- **Task statement**: Please report how many lines in these records contain the string "this", and give nothing besides the number.

[Collected data entries]
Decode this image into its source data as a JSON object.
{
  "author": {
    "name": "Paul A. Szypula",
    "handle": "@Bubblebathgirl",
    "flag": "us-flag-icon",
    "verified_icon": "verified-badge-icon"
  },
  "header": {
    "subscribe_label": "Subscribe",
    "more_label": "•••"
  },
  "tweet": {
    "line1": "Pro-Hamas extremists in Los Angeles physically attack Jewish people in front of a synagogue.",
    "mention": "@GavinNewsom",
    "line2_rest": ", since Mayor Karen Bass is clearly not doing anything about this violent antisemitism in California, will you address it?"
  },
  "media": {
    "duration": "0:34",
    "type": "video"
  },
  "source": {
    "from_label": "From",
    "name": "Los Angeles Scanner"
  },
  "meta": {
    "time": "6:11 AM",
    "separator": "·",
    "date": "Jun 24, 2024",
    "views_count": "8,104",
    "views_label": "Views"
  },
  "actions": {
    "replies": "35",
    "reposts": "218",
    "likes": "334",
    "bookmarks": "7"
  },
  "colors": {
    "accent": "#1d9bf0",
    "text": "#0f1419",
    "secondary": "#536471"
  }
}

- **Exercise solution**: 2